BRIEF: Reproduce the records below exactly as they are written.

SUPPLIED ENTRIES Start Marker

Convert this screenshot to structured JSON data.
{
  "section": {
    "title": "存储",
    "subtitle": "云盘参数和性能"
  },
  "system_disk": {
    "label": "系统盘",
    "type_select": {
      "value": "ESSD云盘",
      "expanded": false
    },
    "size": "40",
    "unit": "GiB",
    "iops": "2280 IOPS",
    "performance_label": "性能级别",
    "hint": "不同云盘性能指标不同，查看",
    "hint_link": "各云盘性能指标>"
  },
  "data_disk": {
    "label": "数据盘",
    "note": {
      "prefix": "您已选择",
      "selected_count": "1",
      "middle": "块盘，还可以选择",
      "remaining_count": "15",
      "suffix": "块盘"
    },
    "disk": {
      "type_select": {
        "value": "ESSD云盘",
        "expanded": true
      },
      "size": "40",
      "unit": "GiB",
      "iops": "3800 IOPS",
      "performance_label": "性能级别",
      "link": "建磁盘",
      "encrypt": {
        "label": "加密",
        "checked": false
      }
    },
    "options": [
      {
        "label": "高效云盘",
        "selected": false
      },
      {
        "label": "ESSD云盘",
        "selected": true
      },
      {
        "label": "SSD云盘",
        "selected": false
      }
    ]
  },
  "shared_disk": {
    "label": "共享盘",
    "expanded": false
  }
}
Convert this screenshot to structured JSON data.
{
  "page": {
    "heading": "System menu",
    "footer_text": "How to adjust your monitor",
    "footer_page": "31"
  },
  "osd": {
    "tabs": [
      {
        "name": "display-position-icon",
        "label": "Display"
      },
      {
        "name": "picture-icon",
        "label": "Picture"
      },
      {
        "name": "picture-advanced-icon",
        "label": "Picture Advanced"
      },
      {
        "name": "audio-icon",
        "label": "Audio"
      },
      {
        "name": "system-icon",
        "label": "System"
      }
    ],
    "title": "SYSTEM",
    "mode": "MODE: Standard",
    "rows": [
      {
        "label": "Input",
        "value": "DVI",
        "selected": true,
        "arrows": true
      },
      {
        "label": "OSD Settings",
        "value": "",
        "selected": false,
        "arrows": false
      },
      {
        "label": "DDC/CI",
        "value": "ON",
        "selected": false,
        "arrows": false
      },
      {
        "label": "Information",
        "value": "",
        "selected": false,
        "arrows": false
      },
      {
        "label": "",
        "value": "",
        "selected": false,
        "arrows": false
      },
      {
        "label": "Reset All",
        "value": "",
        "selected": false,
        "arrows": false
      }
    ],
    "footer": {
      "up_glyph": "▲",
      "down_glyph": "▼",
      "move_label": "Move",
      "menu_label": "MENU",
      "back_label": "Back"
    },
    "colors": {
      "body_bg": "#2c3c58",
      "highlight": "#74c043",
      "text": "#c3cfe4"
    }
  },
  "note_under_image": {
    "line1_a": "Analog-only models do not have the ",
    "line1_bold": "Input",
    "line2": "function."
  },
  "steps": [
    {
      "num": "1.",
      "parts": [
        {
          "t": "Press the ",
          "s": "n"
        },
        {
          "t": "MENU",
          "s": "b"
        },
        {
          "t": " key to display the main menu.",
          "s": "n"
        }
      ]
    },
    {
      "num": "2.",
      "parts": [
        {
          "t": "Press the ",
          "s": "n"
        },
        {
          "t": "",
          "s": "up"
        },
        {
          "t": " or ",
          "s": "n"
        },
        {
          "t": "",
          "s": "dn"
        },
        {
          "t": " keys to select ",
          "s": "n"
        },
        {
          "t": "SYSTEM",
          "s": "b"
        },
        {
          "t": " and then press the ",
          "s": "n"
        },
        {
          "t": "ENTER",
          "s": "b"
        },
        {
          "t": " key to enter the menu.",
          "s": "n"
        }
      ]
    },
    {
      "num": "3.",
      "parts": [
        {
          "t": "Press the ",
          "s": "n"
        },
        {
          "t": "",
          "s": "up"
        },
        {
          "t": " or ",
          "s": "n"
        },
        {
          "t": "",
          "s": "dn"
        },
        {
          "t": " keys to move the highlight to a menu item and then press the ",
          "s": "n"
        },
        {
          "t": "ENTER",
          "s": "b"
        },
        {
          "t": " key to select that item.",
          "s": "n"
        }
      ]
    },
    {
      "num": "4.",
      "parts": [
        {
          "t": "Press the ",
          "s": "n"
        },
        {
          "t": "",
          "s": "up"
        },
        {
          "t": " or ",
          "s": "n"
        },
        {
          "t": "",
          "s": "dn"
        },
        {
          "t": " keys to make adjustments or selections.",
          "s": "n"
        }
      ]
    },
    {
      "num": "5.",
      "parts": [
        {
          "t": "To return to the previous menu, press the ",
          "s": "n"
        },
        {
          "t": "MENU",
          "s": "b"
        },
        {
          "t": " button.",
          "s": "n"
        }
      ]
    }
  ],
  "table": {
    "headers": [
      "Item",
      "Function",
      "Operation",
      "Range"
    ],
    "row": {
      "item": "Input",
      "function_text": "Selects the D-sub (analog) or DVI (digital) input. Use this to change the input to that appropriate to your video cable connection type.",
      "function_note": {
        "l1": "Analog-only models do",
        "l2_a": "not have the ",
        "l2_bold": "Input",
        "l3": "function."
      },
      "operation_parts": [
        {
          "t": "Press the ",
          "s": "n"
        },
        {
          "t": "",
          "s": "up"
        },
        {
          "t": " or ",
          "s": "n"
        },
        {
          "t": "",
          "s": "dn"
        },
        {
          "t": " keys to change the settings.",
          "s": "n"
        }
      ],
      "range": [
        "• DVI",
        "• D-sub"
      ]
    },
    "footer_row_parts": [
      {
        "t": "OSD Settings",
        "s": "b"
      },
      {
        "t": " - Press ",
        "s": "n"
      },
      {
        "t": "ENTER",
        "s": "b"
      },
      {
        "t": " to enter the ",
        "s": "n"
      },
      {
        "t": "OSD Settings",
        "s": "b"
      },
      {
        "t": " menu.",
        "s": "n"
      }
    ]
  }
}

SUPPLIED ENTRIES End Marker

RESPONSE FOR THIS EXERCISE:
Convert this screenshot to structured JSON data.
{
  "section": {
    "title": "存储",
    "subtitle": "云盘参数和性能"
  },
  "system_disk": {
    "label": "系统盘",
    "type_select": {
      "value": "ESSD云盘",
      "expanded": false
    },
    "size": "40",
    "unit": "GiB",
    "iops": "2280 IOPS",
    "performance_label": "性能级别",
    "hint": "不同云盘性能指标不同，查看",
    "hint_link": "各云盘性能指标>"
  },
  "data_disk": {
    "label": "数据盘",
    "note": {
      "prefix": "您已选择",
      "selected_count": "1",
      "middle": "块盘，还可以选择",
      "remaining_count": "15",
      "suffix": "块盘"
    },
    "disk": {
      "type_select": {
        "value": "ESSD云盘",
        "expanded": true
      },
      "size": "40",
      "unit": "GiB",
      "iops": "3800 IOPS",
      "performance_label": "性能级别",
      "link": "建磁盘",
      "encrypt": {
        "label": "加密",
        "checked": false
      }
    },
    "options": [
      {
        "label": "高效云盘",
        "selected": false
      },
      {
        "label": "ESSD云盘",
        "selected": true
      },
      {
        "label": "SSD云盘",
        "selected": false
      }
    ]
  },
  "shared_disk": {
    "label": "共享盘",
    "expanded": false
  }
}
Convert this screenshot to structured JSON data.
{
  "page": {
    "heading": "System menu",
    "footer_text": "How to adjust your monitor",
    "footer_page": "31"
  },
  "osd": {
    "tabs": [
      {
        "name": "display-position-icon",
        "label": "Display"
      },
      {
        "name": "picture-icon",
        "label": "Picture"
      },
      {
        "name": "picture-advanced-icon",
        "label": "Picture Advanced"
      },
      {
        "name": "audio-icon",
        "label": "Audio"
      },
      {
        "name": "system-icon",
        "label": "System"
      }
    ],
    "title": "SYSTEM",
    "mode": "MODE: Standard",
    "rows": [
      {
        "label": "Input",
        "value": "DVI",
        "selected": true,
        "arrows": true
      },
      {
        "label": "OSD Settings",
        "value": "",
        "selected": false,
        "arrows": false
      },
      {
        "label": "DDC/CI",
        "value": "ON",
        "selected": false,
        "arrows": false
      },
      {
        "label": "Information",
        "value": "",
        "selected": false,
        "arrows": false
      },
      {
        "label": "",
        "value": "",
        "selected": false,
        "arrows": false
      },
      {
        "label": "Reset All",
        "value": "",
        "selected": false,
        "arrows": false
      }
    ],
    "footer": {
      "up_glyph": "▲",
      "down_glyph": "▼",
      "move_label": "Move",
      "menu_label": "MENU",
      "back_label": "Back"
    },
    "colors": {
      "body_bg": "#2c3c58",
      "highlight": "#74c043",
      "text": "#c3cfe4"
    }
  },
  "note_under_image": {
    "line1_a": "Analog-only models do not have the ",
    "line1_bold": "Input",
    "line2": "function."
  },
  "steps": [
    {
      "num": "1.",
      "parts": [
        {
          "t": "Press the ",
          "s": "n"
        },
        {
          "t": "MENU",
          "s": "b"
        },
        {
          "t": " key to display the main menu.",
          "s": "n"
        }
      ]
    },
    {
      "num": "2.",
      "parts": [
        {
          "t": "Press the ",
          "s": "n"
        },
        {
          "t": "",
          "s": "up"
        },
        {
          "t": " or ",
          "s": "n"
        },
        {
          "t": "",
          "s": "dn"
        },
        {
          "t": " keys to select ",
          "s": "n"
        },
        {
          "t": "SYSTEM",
          "s": "b"
        },
        {
          "t": " and then press the ",
          "s": "n"
        },
        {
          "t": "ENTER",
          "s": "b"
        },
        {
          "t": " key to enter the menu.",
          "s": "n"
        }
      ]
    },
    {
      "num": "3.",
      "parts": [
        {
          "t": "Press the ",
          "s": "n"
        },
        {
          "t": "",
          "s": "up"
        },
        {
          "t": " or ",
          "s": "n"
        },
        {
          "t": "",
          "s": "dn"
        },
        {
          "t": " keys to move the highlight to a menu item and then press the ",
          "s": "n"
        },
        {
          "t": "ENTER",
          "s": "b"
        },
        {
          "t": " key to select that item.",
          "s": "n"
        }
      ]
    },
    {
      "num": "4.",
      "parts": [
        {
          "t": "Press the ",
          "s": "n"
        },
        {
          "t": "",
          "s": "up"
        },
        {
          "t": " or ",
          "s": "n"
        },
        {
          "t": "",
          "s": "dn"
        },
        {
          "t": " keys to make adjustments or selections.",
          "s": "n"
        }
      ]
    },
    {
      "num": "5.",
      "parts": [
        {
          "t": "To return to the previous menu, press the ",
          "s": "n"
        },
        {
          "t": "MENU",
          "s": "b"
        },
        {
          "t": " button.",
          "s": "n"
        }
      ]
    }
  ],
  "table": {
    "headers": [
      "Item",
      "Function",
      "Operation",
      "Range"
    ],
    "row": {
      "item": "Input",
      "function_text": "Selects the D-sub (analog) or DVI (digital) input. Use this to change the input to that appropriate to your video cable connection type.",
      "function_note": {
        "l1": "Analog-only models do",
        "l2_a": "not have the ",
        "l2_bold": "Input",
        "l3": "function."
      },
      "operation_parts": [
        {
          "t": "Press the ",
          "s": "n"
        },
        {
          "t": "",
          "s": "up"
        },
        {
          "t": " or ",
          "s": "n"
        },
        {
          "t": "",
          "s": "dn"
        },
        {
          "t": " keys to change the settings.",
          "s": "n"
        }
      ],
      "range": [
        "• DVI",
        "• D-sub"
      ]
    },
    "footer_row_parts": [
      {
        "t": "OSD Settings",
        "s": "b"
      },
      {
        "t": " - Press ",
        "s": "n"
      },
      {
        "t": "ENTER",
        "s": "b"
      },
      {
        "t": " to enter the ",
        "s": "n"
      },
      {
        "t": "OSD Settings",
        "s": "b"
      },
      {
        "t": " menu.",
        "s": "n"
      }
    ]
  }
}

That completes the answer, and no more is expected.